# [Items from an interface collection]
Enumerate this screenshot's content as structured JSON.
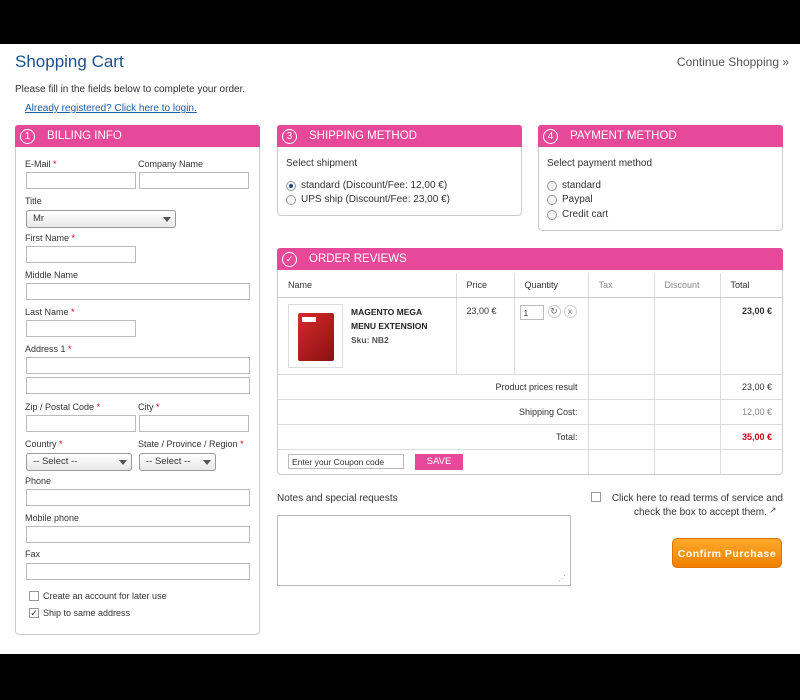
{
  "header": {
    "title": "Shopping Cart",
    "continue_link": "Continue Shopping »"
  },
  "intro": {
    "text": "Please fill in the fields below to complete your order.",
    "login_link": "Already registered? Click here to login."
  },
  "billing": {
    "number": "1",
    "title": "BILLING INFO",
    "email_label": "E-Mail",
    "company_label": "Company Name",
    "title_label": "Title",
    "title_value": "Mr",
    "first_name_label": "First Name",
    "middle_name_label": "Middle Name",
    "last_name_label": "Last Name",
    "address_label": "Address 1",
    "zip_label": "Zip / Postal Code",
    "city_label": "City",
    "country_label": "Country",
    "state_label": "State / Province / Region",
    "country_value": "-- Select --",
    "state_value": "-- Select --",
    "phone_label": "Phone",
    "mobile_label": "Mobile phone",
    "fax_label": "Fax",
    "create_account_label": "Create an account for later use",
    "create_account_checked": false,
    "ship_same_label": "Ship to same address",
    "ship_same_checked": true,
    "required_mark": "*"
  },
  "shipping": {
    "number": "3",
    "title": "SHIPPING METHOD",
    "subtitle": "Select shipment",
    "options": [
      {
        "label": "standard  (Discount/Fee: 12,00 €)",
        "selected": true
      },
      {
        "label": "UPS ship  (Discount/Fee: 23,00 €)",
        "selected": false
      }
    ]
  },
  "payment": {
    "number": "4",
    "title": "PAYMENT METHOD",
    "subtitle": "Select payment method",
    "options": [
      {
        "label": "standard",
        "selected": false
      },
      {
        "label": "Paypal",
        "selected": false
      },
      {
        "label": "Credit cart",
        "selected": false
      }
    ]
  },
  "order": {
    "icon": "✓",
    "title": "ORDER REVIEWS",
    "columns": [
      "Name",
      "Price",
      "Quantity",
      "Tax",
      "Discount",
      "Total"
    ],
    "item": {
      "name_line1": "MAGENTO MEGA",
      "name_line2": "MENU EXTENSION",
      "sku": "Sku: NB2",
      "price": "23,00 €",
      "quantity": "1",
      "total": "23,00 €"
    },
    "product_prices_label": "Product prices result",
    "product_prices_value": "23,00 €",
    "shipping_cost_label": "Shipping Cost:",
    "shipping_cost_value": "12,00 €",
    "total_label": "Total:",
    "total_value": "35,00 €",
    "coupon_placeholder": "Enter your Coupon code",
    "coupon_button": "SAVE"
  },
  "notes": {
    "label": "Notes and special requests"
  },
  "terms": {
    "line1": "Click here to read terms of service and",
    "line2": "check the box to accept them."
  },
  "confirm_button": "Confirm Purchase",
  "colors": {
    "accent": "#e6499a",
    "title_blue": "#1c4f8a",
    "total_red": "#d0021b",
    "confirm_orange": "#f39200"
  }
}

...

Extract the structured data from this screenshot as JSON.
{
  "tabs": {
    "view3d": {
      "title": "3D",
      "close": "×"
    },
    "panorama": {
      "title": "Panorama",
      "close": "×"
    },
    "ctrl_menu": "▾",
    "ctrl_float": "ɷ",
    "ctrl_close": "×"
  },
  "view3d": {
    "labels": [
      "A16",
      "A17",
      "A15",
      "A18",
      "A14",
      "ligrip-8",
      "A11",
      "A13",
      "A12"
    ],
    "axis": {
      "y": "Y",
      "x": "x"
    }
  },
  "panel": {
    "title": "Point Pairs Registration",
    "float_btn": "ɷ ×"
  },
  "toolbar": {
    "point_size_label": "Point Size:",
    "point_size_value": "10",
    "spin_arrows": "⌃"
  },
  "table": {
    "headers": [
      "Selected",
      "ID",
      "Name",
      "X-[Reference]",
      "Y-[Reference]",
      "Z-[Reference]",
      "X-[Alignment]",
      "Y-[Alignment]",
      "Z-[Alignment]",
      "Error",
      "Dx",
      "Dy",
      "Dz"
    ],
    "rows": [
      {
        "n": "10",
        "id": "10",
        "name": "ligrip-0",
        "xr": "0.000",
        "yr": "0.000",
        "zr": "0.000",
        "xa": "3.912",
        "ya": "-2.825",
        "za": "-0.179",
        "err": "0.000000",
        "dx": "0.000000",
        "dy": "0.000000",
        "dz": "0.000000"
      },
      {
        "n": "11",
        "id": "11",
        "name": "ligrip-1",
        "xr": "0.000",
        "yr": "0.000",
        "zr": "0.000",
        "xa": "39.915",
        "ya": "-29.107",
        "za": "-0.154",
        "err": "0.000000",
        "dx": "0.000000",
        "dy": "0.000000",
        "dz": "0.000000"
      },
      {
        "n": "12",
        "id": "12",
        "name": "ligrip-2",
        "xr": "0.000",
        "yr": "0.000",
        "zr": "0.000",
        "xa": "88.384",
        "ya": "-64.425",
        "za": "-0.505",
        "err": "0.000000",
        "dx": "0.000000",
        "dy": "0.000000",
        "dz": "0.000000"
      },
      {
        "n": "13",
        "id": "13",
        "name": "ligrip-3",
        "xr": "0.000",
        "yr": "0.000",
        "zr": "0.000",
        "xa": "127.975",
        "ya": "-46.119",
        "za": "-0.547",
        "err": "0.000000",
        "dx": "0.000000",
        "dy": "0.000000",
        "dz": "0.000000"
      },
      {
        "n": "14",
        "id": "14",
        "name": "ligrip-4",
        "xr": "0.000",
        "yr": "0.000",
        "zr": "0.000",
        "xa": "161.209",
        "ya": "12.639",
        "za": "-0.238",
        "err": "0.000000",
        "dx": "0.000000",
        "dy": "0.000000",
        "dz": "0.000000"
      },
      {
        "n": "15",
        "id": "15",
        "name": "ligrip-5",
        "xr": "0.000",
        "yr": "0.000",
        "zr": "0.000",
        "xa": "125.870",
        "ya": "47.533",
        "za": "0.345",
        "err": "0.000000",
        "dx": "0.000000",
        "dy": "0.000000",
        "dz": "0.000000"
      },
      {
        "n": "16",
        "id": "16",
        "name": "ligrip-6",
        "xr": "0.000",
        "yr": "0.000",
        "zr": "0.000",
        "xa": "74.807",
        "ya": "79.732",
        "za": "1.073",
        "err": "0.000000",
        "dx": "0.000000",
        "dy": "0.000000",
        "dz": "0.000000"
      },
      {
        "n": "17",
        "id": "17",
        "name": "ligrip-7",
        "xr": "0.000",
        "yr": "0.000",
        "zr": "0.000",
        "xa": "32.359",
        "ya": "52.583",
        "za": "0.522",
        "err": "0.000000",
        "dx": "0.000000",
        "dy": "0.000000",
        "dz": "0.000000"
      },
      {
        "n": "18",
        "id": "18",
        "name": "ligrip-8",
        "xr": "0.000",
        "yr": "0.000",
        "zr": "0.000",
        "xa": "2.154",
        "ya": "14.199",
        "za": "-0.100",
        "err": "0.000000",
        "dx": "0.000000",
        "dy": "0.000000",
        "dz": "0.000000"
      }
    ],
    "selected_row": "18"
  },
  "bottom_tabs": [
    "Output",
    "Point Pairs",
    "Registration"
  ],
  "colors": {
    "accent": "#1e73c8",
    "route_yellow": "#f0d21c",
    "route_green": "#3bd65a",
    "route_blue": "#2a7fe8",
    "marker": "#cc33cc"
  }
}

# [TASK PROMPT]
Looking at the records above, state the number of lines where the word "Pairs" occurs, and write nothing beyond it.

# [WORKED SOLUTION]
2